If UNI comes out and is lights-out from three, defense or no defense, then more power to them, but if they are hot from beyond the arc simply because Mason is allowing them to be, then that is not acceptable.
Mason has shown that when motivated, they can have as tough a defense as anyone in the country, and hopefully playing a big game at home against a good shooting team is all the motivation Mason will need to put on a defensive show.
Mason's other problem on the defensive side of the ball that we've seen creep its head every now and again has been fouls.
Mason's high foul rate was a huge factor in their 69-62 loss to Maryland.
The Terps managed to get to the line an astounding 39 times against the Patriots, converting for 23 points. Mason only had 21 attempts from the line all game.
The baffling part of it all is that allowing their opponents a high free-throw rate seems to only be a problem in certain games for the Patriots. For example, against UMBC, the Retrievers only saw the free-throw line 12 times.
Call it bad luck, call it tight officiating, but whatever it is, it is clearly a problem that cannot crop up again on Saturday.
We talked about UNI's great ability from beyond the arc, but even that pales in comparison to their free throw shooting prowess. The Panthers are shooting over 77 percent from the line this season, and have only missed 21 free throws all year.
Mason plays too strong on defense to allow free points to spell their doom.The idea is to make Northern Iowa earn all their points, not give them free ones at the line.
Especially late in the game or if Mason has a lead, the Patriots cannot afford to let UNI get to the line too often, because that is exactly how the Panthers can ice a game, or even claw back into one.
The real Achilles heel for Mason all season, however, has been their inconsistency at the point guard position.
At the beginning of the year, it looked like Mason's point guard woes from a season before were behind them, after junior Bryon Allen posted 13 points and five rebounds, including a clutch three at the end of the game, to beat ACC foe Virginia.
Since then though, Allen's performance has gone up and down.

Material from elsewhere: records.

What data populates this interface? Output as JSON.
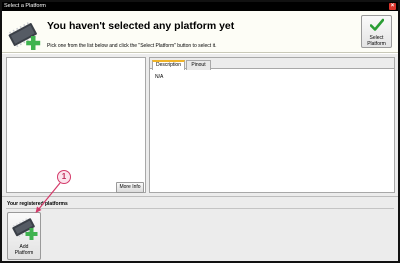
{
  "window": {
    "title": "Select a Platform",
    "close_glyph": "×"
  },
  "header": {
    "title": "You haven't selected any platform yet",
    "subtitle": "Pick one from the list below and click the \"Select Platform\" button to select it.",
    "icon": "board-add-icon",
    "select_button": {
      "line1": "Select",
      "line2": "Platform",
      "icon": "checkmark-icon"
    }
  },
  "left_pane": {
    "more_info_label": "More Info"
  },
  "right_pane": {
    "tabs": [
      {
        "label": "Description",
        "active": true
      },
      {
        "label": "Pinout",
        "active": false
      }
    ],
    "content": "N/A"
  },
  "registered": {
    "title": "Your registered platforms",
    "add_button": {
      "line1": "Add",
      "line2": "Platform",
      "icon": "board-add-icon"
    }
  },
  "annotation": {
    "number": "1"
  },
  "colors": {
    "accent_tab": "#f0b429",
    "check_green": "#2a9d34",
    "plus_green": "#3fb34f",
    "callout": "#d43b6a",
    "close_red": "#d9342b"
  }
}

He will have great moments, like his buzzer-beater to get past Boston, and ugly ones, like going 0-of-8 from the field against Maryland.
Not all of the blame for the problems at point guard can be put on Allen though, as sophomore Corey Edwards has struggled at times too, mainly due to his lack of consistent scoring and low assist numbers.
Just last game, Paul Hewitt pulled the trigger and started Edwards over Allen for the first time all season. The question now becomes, was that a one-time thing or a permanent switch?
And even then, it still sounded like Hewitt wasn't satisfied, openly suggesting that redshirt junior Vertrail Vaughns may see time running the point in the near future.
The frustrating thing about it all is that clearly the ability is there for these guys.
As previously mentioned, Allen can go on scoring tears and has a flair for the dramatic, while Corey has flashes of brilliance both on the offensive and defensive ends.
So why can't they put it together consistently? Is it nerves, or just a general lack of basketball IQ?
Whatever the reason, Mason needs their point guards to get it together, not just for the game on Saturday, but for the rest of the season to be successful as well.
Like I said in the opening, this will not be an easy victory for either team, and odds are that the game will still be up for grabs into the last four minutes of the game.
I still like Mason's chances in a fight to the finish, just because they have been in that situation more often that UNI has this season, and are more experienced in finding ways to come out with a victory.
Also going in Mason's favor is the extra day of rest they get over UNI heading into the contest, as well as this being the first true road game the Panthers have played all season.
The Patriot Center is never an easy place to play for road teams, and with the game being on a Saturday night, they place should be pretty full and plenty loud.
Overall, I think these teams are pretty evenly matched, but the rest and the home court has to give Mason the advantage.
I'm going with the Patriots in this one, 67-62.